On this date in 1984, self-employed electronics repairman Bernhard Goetz just said no to subway mugging. Letting his gun do the talking, Goetz shot four unarmed men he claimed were trying to rob him. He fled the state after the shooting, but turned himself in nine days later in New Hampshire.

Goetz was tried for felony assault, attempted murder, and illegal weapons possession. He was acquitted of the assault and attempted murder charges, but convicted of the weapons charge, for which he served eight months in jail.

Following the criminal trial, Darrell Cabey, one of the men who was shot, filed a lawsuit against Goetz. The jury found Goetz liable for Cabey’s injuries and awarded Cabey – who was left paralyzed by the shooting – $43 million. Goetz responded by filing for bankruptcy.
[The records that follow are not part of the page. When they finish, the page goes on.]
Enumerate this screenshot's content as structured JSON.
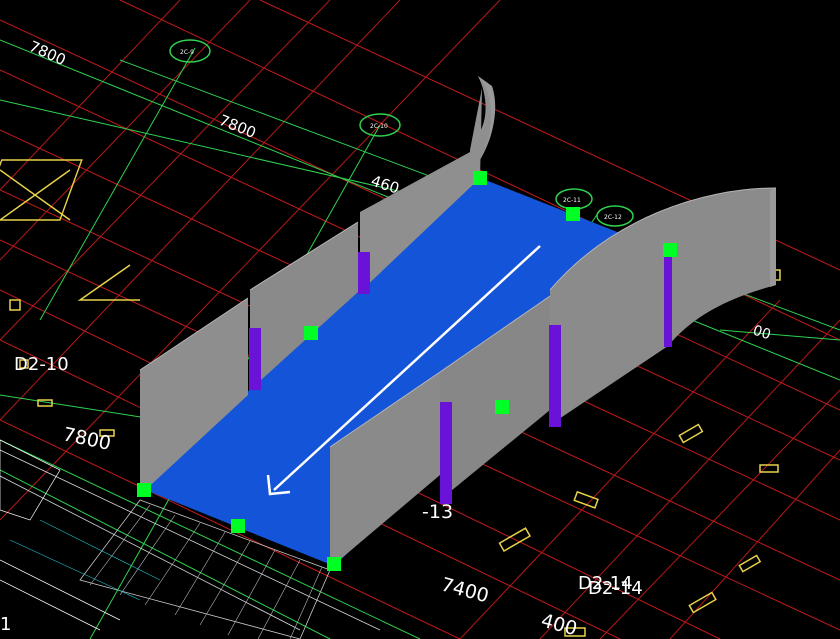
{
  "colors": {
    "background": "#000000",
    "ramp_surface": "#1454d8",
    "wall": "#8c8c8c",
    "wall_top": "#a7a7a7",
    "column": "#6a12d8",
    "grip": "#00ff24",
    "axis_green": "#2fd24f",
    "grid_red": "#cc2020",
    "annotation_yellow": "#e8d24a",
    "arrow": "#ffffff"
  },
  "dimensions": {
    "d1": "7800",
    "d2": "7800",
    "d3": "460",
    "d4": "7800",
    "d5": "7400",
    "d6": "400",
    "d7": "00"
  },
  "labels": {
    "d2_10": "D2-10",
    "d2_13_partial": "-13",
    "d2_14_a": "D2-14",
    "d2_14_b": "D2-14",
    "edge_1": "1"
  },
  "axis_bubbles": {
    "b1": "2C-9",
    "b2": "2C-10",
    "b3": "2C-11",
    "b4": "2C-12"
  },
  "icons": {
    "grip": "square-grip-icon",
    "direction": "ramp-direction-arrow-icon",
    "axis_bubble": "axis-circle-icon"
  }
}
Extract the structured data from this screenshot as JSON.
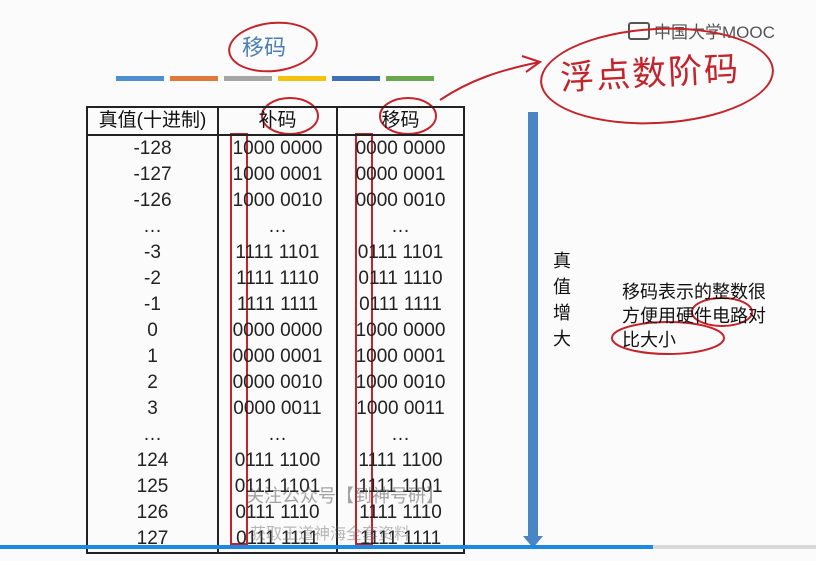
{
  "slide": {
    "title": "移码",
    "color_bars": [
      "#4f8fcf",
      "#e07a3c",
      "#a6a6a6",
      "#f4c20d",
      "#3f6fb5",
      "#6aa84f"
    ],
    "logo_text": "中国大学MOOC",
    "handwritten_note": "浮点数阶码",
    "table": {
      "headers": [
        "真值(十进制)",
        "补码",
        "移码"
      ],
      "rows": [
        [
          "-128",
          "1000 0000",
          "0000 0000"
        ],
        [
          "-127",
          "1000 0001",
          "0000 0001"
        ],
        [
          "-126",
          "1000 0010",
          "0000 0010"
        ],
        [
          "…",
          "…",
          "…"
        ],
        [
          "-3",
          "1111 1101",
          "0111 1101"
        ],
        [
          "-2",
          "1111 1110",
          "0111 1110"
        ],
        [
          "-1",
          "1111 1111",
          "0111 1111"
        ],
        [
          "0",
          "0000 0000",
          "1000 0000"
        ],
        [
          "1",
          "0000 0001",
          "1000 0001"
        ],
        [
          "2",
          "0000 0010",
          "1000 0010"
        ],
        [
          "3",
          "0000 0011",
          "1000 0011"
        ],
        [
          "…",
          "…",
          "…"
        ],
        [
          "124",
          "0111 1100",
          "1111 1100"
        ],
        [
          "125",
          "0111 1101",
          "1111 1101"
        ],
        [
          "126",
          "0111 1110",
          "1111 1110"
        ],
        [
          "127",
          "0111 1111",
          "1111 1111"
        ]
      ]
    },
    "arrow_label": "真值增大",
    "note": "移码表示的整数很方便用硬件电路对比大小",
    "watermark1": "关注公众号【到神号研】",
    "watermark2": "获取王道神海全套资料",
    "accent_color": "#4a86c5",
    "annotation_color": "#c3232a"
  },
  "player": {
    "progress_fraction": 0.8
  }
}
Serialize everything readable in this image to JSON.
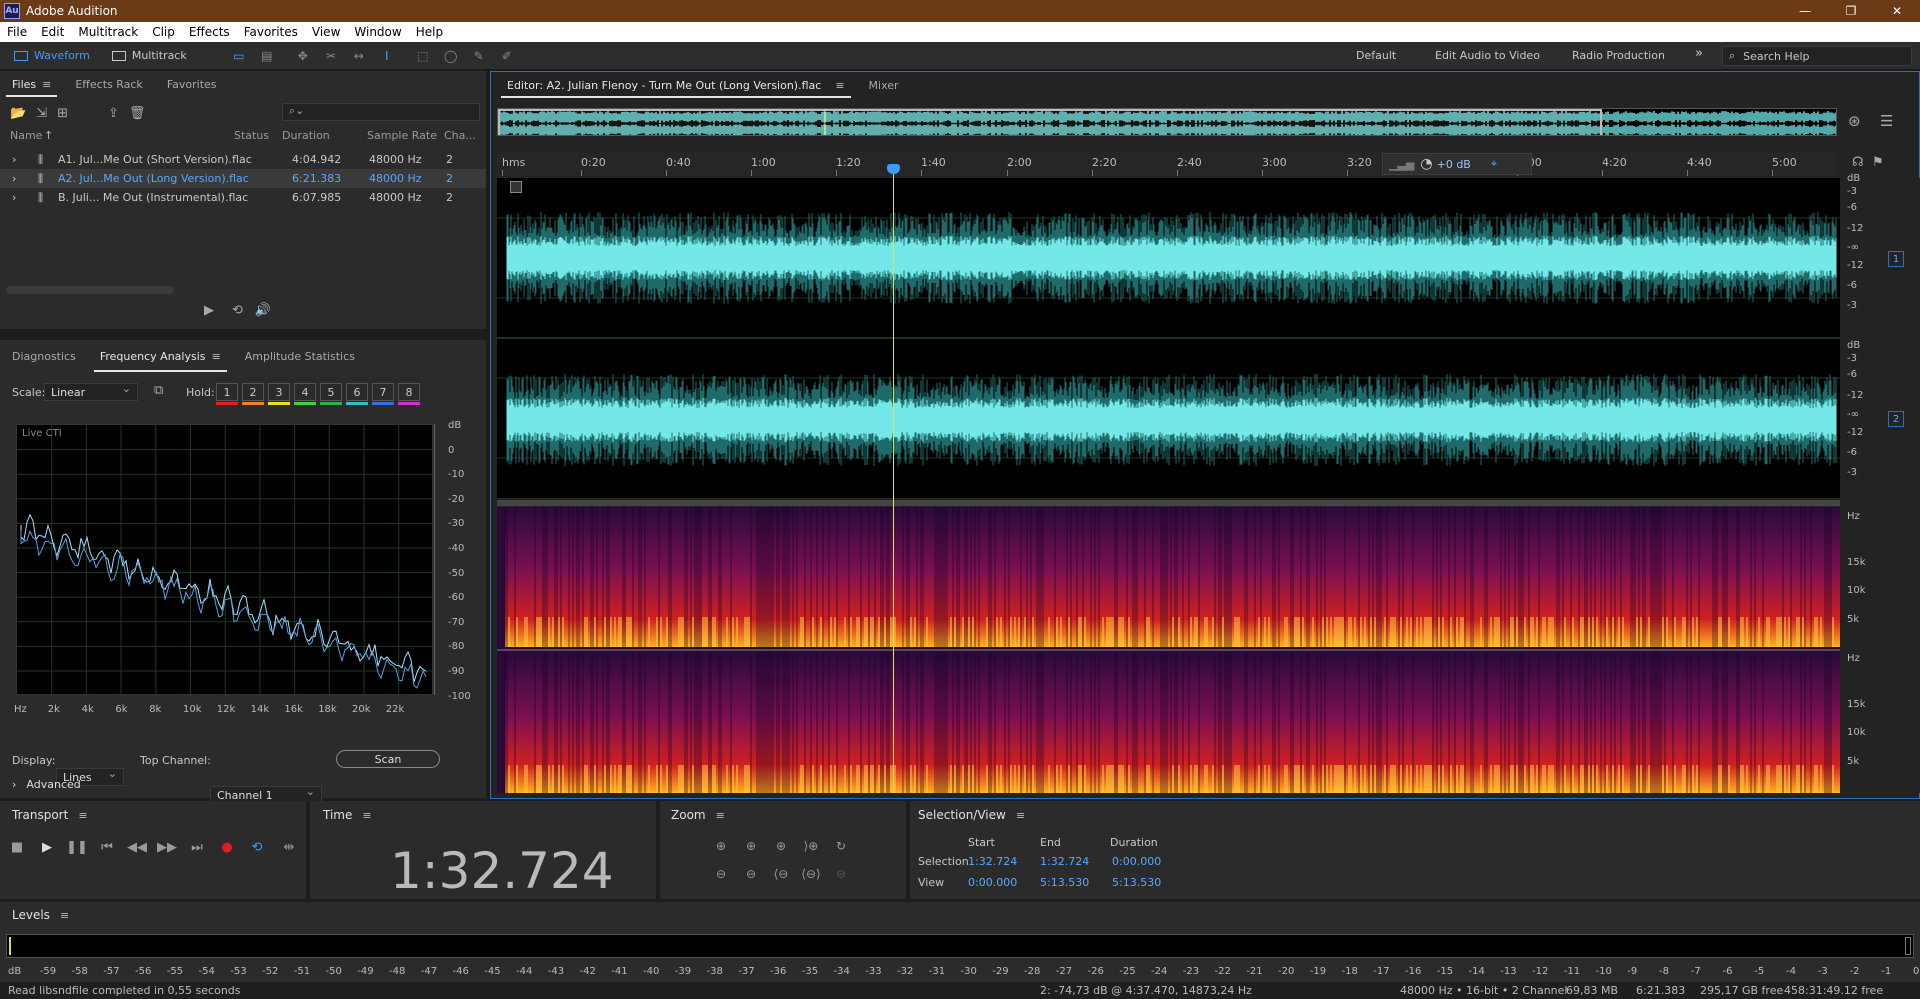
{
  "window": {
    "title": "Adobe Audition",
    "logo": "Au"
  },
  "menu": [
    "File",
    "Edit",
    "Multitrack",
    "Clip",
    "Effects",
    "Favorites",
    "View",
    "Window",
    "Help"
  ],
  "toolbar": {
    "waveform": "Waveform",
    "multitrack": "Multitrack",
    "workspaces": [
      "Default",
      "Edit Audio to Video",
      "Radio Production"
    ],
    "search_placeholder": "Search Help"
  },
  "files_panel": {
    "tabs": [
      "Files",
      "Effects Rack",
      "Favorites"
    ],
    "columns": [
      "Name",
      "Status",
      "Duration",
      "Sample Rate",
      "Cha..."
    ],
    "rows": [
      {
        "name": "A1. Jul...Me Out (Short Version).flac",
        "duration": "4:04.942",
        "rate": "48000 Hz",
        "ch": "2",
        "selected": false
      },
      {
        "name": "A2. Jul...Me Out (Long Version).flac",
        "duration": "6:21.383",
        "rate": "48000 Hz",
        "ch": "2",
        "selected": true
      },
      {
        "name": "B. Juli... Me Out (Instrumental).flac",
        "duration": "6:07.985",
        "rate": "48000 Hz",
        "ch": "2",
        "selected": false
      }
    ]
  },
  "analysis_panel": {
    "tabs": [
      "Diagnostics",
      "Frequency Analysis",
      "Amplitude Statistics"
    ],
    "scale_label": "Scale:",
    "scale_value": "Linear",
    "hold_label": "Hold:",
    "holds": [
      {
        "n": "1",
        "c": "#e02020"
      },
      {
        "n": "2",
        "c": "#f08020"
      },
      {
        "n": "3",
        "c": "#e8e020"
      },
      {
        "n": "4",
        "c": "#40d040"
      },
      {
        "n": "5",
        "c": "#30b050"
      },
      {
        "n": "6",
        "c": "#30c0c0"
      },
      {
        "n": "7",
        "c": "#3070e0"
      },
      {
        "n": "8",
        "c": "#d030d0"
      }
    ],
    "live_label": "Live CTI",
    "db_labels": [
      "dB",
      "0",
      "-10",
      "-20",
      "-30",
      "-40",
      "-50",
      "-60",
      "-70",
      "-80",
      "-90",
      "-100"
    ],
    "hz_labels": [
      "Hz",
      "2k",
      "4k",
      "6k",
      "8k",
      "10k",
      "12k",
      "14k",
      "16k",
      "18k",
      "20k",
      "22k"
    ],
    "display_label": "Display:",
    "display_value": "Lines",
    "top_channel_label": "Top Channel:",
    "top_channel_value": "Channel 1",
    "scan": "Scan",
    "advanced": "Advanced"
  },
  "editor": {
    "tab": "Editor: A2. Julian Flenoy - Turn Me Out (Long Version).flac",
    "mixer": "Mixer",
    "ruler": [
      "hms",
      "0:20",
      "0:40",
      "1:00",
      "1:20",
      "1:40",
      "2:00",
      "2:20",
      "2:40",
      "3:00",
      "3:20",
      "4:00",
      "4:20",
      "4:40",
      "5:00"
    ],
    "hud_gain": "+0 dB",
    "db_scale": [
      "dB",
      "-3",
      "-6",
      "-12",
      "-∞",
      "-12",
      "-6",
      "-3"
    ],
    "hz_scale": [
      "Hz",
      "15k",
      "10k",
      "5k"
    ],
    "channels": [
      "1",
      "2"
    ]
  },
  "transport": {
    "title": "Transport"
  },
  "time": {
    "title": "Time",
    "value": "1:32.724"
  },
  "zoom": {
    "title": "Zoom"
  },
  "selection": {
    "title": "Selection/View",
    "start": "Start",
    "end": "End",
    "duration": "Duration",
    "sel_label": "Selection",
    "view_label": "View",
    "sel_start": "1:32.724",
    "sel_end": "1:32.724",
    "sel_dur": "0:00.000",
    "view_start": "0:00.000",
    "view_end": "5:13.530",
    "view_dur": "5:13.530"
  },
  "levels": {
    "title": "Levels",
    "scale": [
      "dB",
      "-59",
      "-58",
      "-57",
      "-56",
      "-55",
      "-54",
      "-53",
      "-52",
      "-51",
      "-50",
      "-49",
      "-48",
      "-47",
      "-46",
      "-45",
      "-44",
      "-43",
      "-42",
      "-41",
      "-40",
      "-39",
      "-38",
      "-37",
      "-36",
      "-35",
      "-34",
      "-33",
      "-32",
      "-31",
      "-30",
      "-29",
      "-28",
      "-27",
      "-26",
      "-25",
      "-24",
      "-23",
      "-22",
      "-21",
      "-20",
      "-19",
      "-18",
      "-17",
      "-16",
      "-15",
      "-14",
      "-13",
      "-12",
      "-11",
      "-10",
      "-9",
      "-8",
      "-7",
      "-6",
      "-5",
      "-4",
      "-3",
      "-2",
      "-1",
      "0"
    ]
  },
  "status": {
    "left": "Read libsndfile completed in 0,55 seconds",
    "cursor": "2: -74,73 dB @ 4:37.470, 14873,24 Hz",
    "format": "48000 Hz • 16-bit • 2 Channel",
    "size": "69,83 MB",
    "duration": "6:21.383",
    "free": "295,17 GB free",
    "free_time": "458:31:49.12 free"
  }
}
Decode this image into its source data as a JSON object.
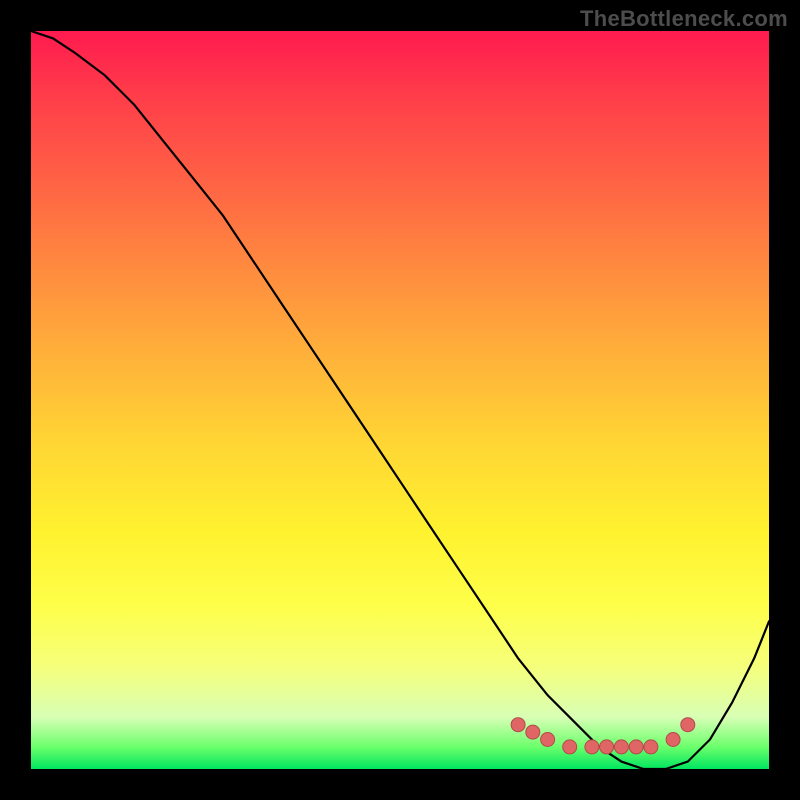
{
  "watermark": "TheBottleneck.com",
  "colors": {
    "background": "#000000",
    "gradient_top": "#ff1a4f",
    "gradient_bottom": "#00e660",
    "curve": "#000000",
    "dots": "#e06666"
  },
  "chart_data": {
    "type": "line",
    "title": "",
    "xlabel": "",
    "ylabel": "",
    "xlim": [
      0,
      100
    ],
    "ylim": [
      0,
      100
    ],
    "series": [
      {
        "name": "bottleneck-curve",
        "x": [
          0,
          3,
          6,
          10,
          14,
          18,
          22,
          26,
          30,
          34,
          38,
          42,
          46,
          50,
          54,
          58,
          62,
          66,
          70,
          74,
          77,
          80,
          83,
          86,
          89,
          92,
          95,
          98,
          100
        ],
        "y": [
          100,
          99,
          97,
          94,
          90,
          85,
          80,
          75,
          69,
          63,
          57,
          51,
          45,
          39,
          33,
          27,
          21,
          15,
          10,
          6,
          3,
          1,
          0,
          0,
          1,
          4,
          9,
          15,
          20
        ]
      }
    ],
    "highlight_points": {
      "name": "optimal-range-dots",
      "x": [
        66,
        68,
        70,
        73,
        76,
        78,
        80,
        82,
        84,
        87,
        89
      ],
      "y": [
        6,
        5,
        4,
        3,
        3,
        3,
        3,
        3,
        3,
        4,
        6
      ]
    }
  }
}
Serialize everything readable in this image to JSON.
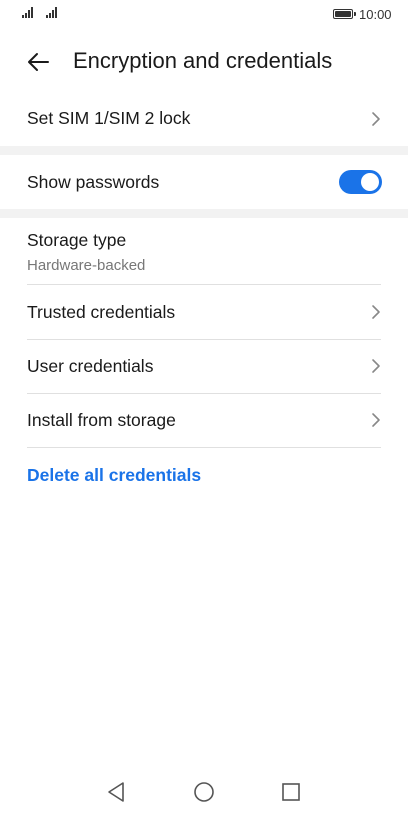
{
  "status_bar": {
    "time": "10:00",
    "icons": [
      "signal-icon",
      "signal-icon",
      "battery-icon"
    ]
  },
  "header": {
    "title": "Encryption and credentials",
    "back_icon": "arrow-left-icon"
  },
  "sections": {
    "sim_lock": {
      "label": "Set SIM 1/SIM 2 lock"
    },
    "show_passwords": {
      "label": "Show passwords",
      "enabled": true
    },
    "storage_type": {
      "label": "Storage type",
      "value": "Hardware-backed"
    },
    "trusted": {
      "label": "Trusted credentials"
    },
    "user": {
      "label": "User credentials"
    },
    "install": {
      "label": "Install from storage"
    },
    "delete_all": {
      "label": "Delete all credentials"
    }
  },
  "nav_bar": {
    "buttons": [
      "back-triangle-icon",
      "home-circle-icon",
      "recents-square-icon"
    ]
  },
  "colors": {
    "accent": "#1a73e8",
    "text": "#1a1a1a",
    "secondary_text": "#777777",
    "divider": "#e0e0e0",
    "band": "#f2f2f2"
  }
}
Since the shooting, Goetz has run unsuccessfully for mayor of New York, and for public advocate. He also founded his own company, appropriately named Vigilante Electronics.

Further reading:

The Eighties Club – The Subway Vigilante

Wikipedia – Bernhard Goetz

Biography Channel  – Bernhard Goetz

this day in crime history: december 22, 1984

On this date in 1984, self-employed electronics repairman Bernhard Goetz just said no to subway mugging. Letting his gun do the talking, Goetz shot four unarmed men he claimed were trying to rob him. He fled the state after the shooting, but turned himself in nine days later in New Hampshire.

Goetz was tried for felony assault, attempted murder, and illegal weapons possession. He was acquitted of the assault and attempted murder charges, but convicted of the weapons charge, for which he served eight months in jail.

Following the criminal trial, Darrell Cabey, one of the men who was shot, filed a lawsuit against Goetz. The jury found Goetz liable for Cabey’s injuries and awarded Cabey – who was left paralyzed by the shooting – $43 million. Goetz responded by filing for bankruptcy.

Since the shooting, Goetz has run unsuccessfully for mayor of New York, and for public advocate. He also founded his own company, appropriately named Vigilante Electronics.

Further reading:

The Eighties Club – The Subway Vigilante

Wikipedia – Bernhard Goetz

Biography Channel  – Bernhard Goetz